UNIVERSITY PARK — Megan Murray says stress relief can be found at the Setsucon convention, whether she is dressed as an anime character or “even if you just sit and watch people.”
“It’s a cool thing to go to,” said Murray, 23, of Jersey Shore, who was among nearly 1,500 people at The Penn Stater Conference Center Hotel for the Penn State Anime Organization’s annual two-day convention, which concluded Sunday.
Fans of the Japanese animation, many in costume, came to State College from all over the region for Setsucon 2014.
Murray said she has been attending the Setsucon since its inception eight years ago.
“It’s nice to dress up (as) whatever you want and have everybody understand,” Murray said.
“They don’t care whoever you are, nobody really judges you,” she said. “You can be weird or you can be normal, it doesn’t really matter.”
With many events and attractions, Setsucon is a prime destination for anime fans; many said they were drawn by the sense of community and camaraderie at the convention.
Lakeisha Packer, 24, and Tatna Estright, 33, both from Lewistown, attended Setsucon for the first time this year.
“We bought costumes, and we thought it’d be fun to go,” Packer said.
Packer and Estright were dressed up for costume play — known as “cosplay” — to represent characters from their favorite anime films and art.
“I like coming and seeing everyone in costumes,” Packer said. “It’s so fun to look at people and see how creative (they are).”

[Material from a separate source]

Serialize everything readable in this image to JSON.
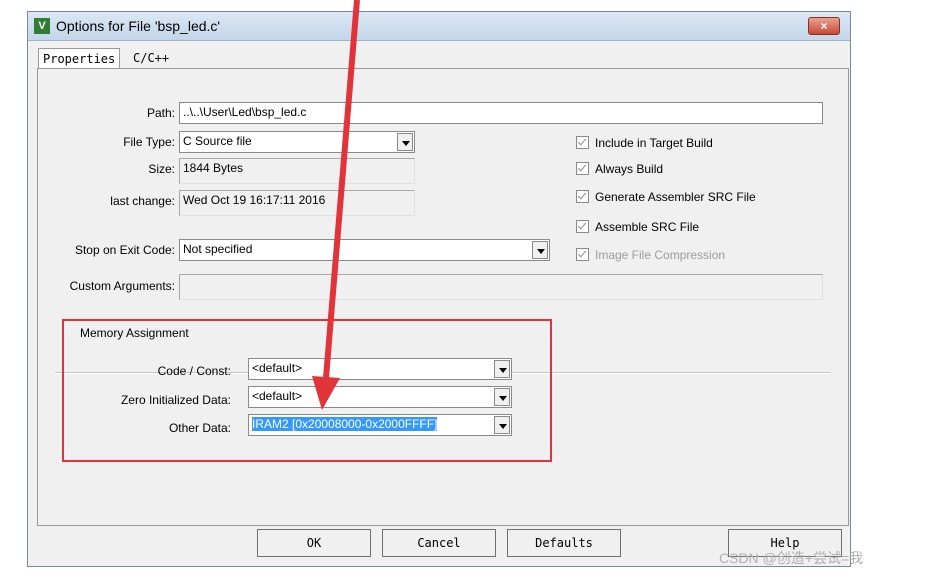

“I got mobbed to take pictures (Saturday),” Estright said. “Some of the people are really creative, they can really make costumes.”
With all the costumes and culture, these events can be a little intimidating, they said. Parker and Estright chose to start with Setsucon because of its intimate atmosphere.
“We wanted to go to a smaller one first,” Packer said. “So far, we saw some new shows we didn’t know about before, and even watched some belly-dancing (Saturday). It was pretty awesome.”
Jeff Butterbaugh, a Penn State freshman film student and PSAO’s art director, volunteered to help at Setsucon and recommended his favorite parts of the show.
“The Artist Alley is a really popular event,” Butterbaugh said. “Artists go on tours and a lot of people try to sell here. We have to turn away some people.”
Butterbaugh started coming to Setsucon when he was in high school, and has since developed an appreciation for animated films.
“I have a great interest in animation and graphic design,” Butterbaugh said. “I’d like to make an animated film.”
Sarah Tothero, Alexandria Foster and Francoise Molenaor, all 17, said they have been to many anime conventions.
“Several years ago, a friend of mine forced me to watch an anime, and I got really addicted,” Tothero said. “This is my 10th con(vention).”
Even with all their experience, the State College Area High School students said they still enjoy the smaller Setsucon.
“This is one of my favorites. Personally, I like that it’s not too big,” Tothero said. “It’s not overwhelming, but enough people come that it’s still exciting.”
“All of us come here because not everyone shares our interests,” Molenoar said. “It’s something that we do so that we can meet other people that like similar things.”
Cate Hansberry is a Penn State journalism student.